Nov, '13 - Research & Writing
Dec, '13 - Evangelization and Ecumenism
Jan, '14 - Theological Reflection
Feb, '14 - Prayer and Sacramental Participation
Mar, '14 - Pastoral Identity, Skills, Boundaries

(These first 7 sessions are 1 day Saturday sessions. 
The rest of the sessions - starting in April, 2014 - are 3 day sessions, once a month)

Apr, '14 - Philosophy
May, '14 - Philosophy
Sep, '14 - Church History
Oct, '14 - Church History
Nov, '14 - Intro to Scripture
Dec, '14 - Intro to Scripture
Jan, '15 - Spirituality
Feb, '15 - Foundations
Mar, '15 - Foundations
Apr, '15 - Old Testament
May, '15 - Old Testament
Jun, '15 - Ministry of Deacon
Sep, '15 - Epistles
Oct, '15 - Epistles
Nov, '15 - Synoptic Gospels and Acts
Dec, '15 - Synoptic Gospels and Acts
Jan, '16 - Johannine Literature
Feb, '16 - Intro to Liturgy
Mar, '16 - Ecclesiology
Apr, '16 - Ecclesiology
May, '16 - Sacraments
Jun, '16 - Sacraments
Sep, '16 - Pastoral Care and Counseling
Oct, '16 - Pastoral Care and Counseling
Nov, '16 - Christology and Mariology
Dec, '16 - Christology and Mariology
Jan, '17 - Intro to Homiletics
Feb, '17 - American Church
Mar, '17 - Catechetics
Apr, '17 - Eucharist
May, '17 - Eucharist
Jun, '17 - Liturgical Practicum 1

Homiletics Week at St. Meinrad

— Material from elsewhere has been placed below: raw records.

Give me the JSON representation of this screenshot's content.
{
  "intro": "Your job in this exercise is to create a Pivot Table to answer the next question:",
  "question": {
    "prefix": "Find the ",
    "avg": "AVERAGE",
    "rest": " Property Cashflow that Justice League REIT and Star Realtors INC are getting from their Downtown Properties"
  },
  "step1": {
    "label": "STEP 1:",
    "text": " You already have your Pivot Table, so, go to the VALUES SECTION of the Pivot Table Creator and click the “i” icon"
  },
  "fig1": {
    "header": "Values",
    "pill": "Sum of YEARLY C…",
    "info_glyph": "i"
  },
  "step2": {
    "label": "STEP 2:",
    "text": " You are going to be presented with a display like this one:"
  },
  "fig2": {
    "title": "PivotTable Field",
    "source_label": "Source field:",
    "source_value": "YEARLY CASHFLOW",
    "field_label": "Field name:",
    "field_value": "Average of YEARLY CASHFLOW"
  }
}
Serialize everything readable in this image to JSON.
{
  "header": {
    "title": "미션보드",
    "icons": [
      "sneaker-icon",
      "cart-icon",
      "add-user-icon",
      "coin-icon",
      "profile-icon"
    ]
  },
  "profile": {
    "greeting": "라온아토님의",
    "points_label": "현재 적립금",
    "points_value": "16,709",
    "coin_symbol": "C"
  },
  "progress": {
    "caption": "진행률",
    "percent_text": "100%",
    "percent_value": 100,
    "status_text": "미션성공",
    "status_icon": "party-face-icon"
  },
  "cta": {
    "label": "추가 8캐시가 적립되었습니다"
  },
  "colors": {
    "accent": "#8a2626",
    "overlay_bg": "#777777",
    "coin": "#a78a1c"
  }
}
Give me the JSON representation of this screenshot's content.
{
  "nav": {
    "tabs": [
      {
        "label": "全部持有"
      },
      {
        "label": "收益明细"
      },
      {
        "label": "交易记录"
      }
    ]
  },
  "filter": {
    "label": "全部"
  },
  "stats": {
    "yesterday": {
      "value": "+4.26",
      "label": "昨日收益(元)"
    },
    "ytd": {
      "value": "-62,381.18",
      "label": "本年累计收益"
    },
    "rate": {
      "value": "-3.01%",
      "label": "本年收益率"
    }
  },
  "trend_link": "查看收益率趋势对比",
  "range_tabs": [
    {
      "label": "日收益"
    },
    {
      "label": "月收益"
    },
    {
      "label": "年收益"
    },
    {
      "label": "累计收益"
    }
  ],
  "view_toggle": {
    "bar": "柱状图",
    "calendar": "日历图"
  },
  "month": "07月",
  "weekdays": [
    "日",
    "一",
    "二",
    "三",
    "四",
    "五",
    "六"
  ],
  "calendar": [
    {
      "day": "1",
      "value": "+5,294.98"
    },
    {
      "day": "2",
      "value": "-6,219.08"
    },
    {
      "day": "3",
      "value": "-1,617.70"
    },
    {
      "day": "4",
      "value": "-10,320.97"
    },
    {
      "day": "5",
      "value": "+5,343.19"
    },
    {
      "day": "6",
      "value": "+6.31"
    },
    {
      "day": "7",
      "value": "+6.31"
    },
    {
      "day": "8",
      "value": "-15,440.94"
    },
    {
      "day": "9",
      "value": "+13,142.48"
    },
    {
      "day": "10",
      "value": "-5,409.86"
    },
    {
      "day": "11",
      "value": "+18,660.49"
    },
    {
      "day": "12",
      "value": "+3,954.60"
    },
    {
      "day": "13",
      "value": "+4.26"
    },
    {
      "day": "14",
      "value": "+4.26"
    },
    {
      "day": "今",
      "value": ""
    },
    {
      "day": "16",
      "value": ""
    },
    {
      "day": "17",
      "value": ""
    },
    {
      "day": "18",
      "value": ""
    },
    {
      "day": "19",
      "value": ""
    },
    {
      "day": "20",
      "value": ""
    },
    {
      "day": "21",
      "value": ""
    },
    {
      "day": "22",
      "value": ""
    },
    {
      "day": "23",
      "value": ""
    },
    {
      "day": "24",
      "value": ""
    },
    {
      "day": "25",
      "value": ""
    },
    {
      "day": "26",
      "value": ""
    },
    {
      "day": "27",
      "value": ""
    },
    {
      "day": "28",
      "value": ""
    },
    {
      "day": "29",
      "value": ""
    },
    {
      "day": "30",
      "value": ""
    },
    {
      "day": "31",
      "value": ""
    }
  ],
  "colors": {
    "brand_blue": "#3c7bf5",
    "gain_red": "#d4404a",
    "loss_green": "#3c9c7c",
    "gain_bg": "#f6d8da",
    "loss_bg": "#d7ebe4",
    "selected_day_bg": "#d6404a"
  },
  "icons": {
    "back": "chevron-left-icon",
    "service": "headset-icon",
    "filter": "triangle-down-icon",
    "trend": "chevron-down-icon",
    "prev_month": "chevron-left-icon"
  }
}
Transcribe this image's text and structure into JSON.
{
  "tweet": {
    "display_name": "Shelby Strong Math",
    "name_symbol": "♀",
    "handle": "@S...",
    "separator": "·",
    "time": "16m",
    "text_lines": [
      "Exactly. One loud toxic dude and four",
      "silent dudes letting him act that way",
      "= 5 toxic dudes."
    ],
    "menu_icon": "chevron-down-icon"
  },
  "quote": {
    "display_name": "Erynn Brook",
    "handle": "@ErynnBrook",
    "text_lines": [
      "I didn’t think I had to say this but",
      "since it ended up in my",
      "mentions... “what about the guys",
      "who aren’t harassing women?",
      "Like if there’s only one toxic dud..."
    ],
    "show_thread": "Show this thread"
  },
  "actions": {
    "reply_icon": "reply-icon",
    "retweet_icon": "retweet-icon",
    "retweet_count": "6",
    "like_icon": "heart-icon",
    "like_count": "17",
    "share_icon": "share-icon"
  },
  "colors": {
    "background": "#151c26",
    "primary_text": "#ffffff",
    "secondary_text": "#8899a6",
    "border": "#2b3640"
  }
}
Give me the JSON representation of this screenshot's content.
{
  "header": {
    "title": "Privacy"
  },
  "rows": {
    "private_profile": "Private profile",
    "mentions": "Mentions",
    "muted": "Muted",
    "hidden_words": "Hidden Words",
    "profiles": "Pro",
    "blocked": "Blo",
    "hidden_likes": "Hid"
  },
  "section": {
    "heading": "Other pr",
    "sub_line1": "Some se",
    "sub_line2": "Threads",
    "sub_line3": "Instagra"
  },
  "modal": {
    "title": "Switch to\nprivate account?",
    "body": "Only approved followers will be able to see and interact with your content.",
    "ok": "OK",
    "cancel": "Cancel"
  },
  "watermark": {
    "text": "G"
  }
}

Sep, '17 - Moral Theology 1
Oct, '17 - Moral Theology 1
Nov, '17 - Canon Law
Dec, '17 - Canon Law
Jan, '18 - Liturgical Practicum 2
Feb, '18 - Trinity and Salvation
Mar, '18 - Trinity and Salvation
Apr, '18 - Moral Theology 2
May, '18 - Moral Theology 2
Jun, '18 - Retreat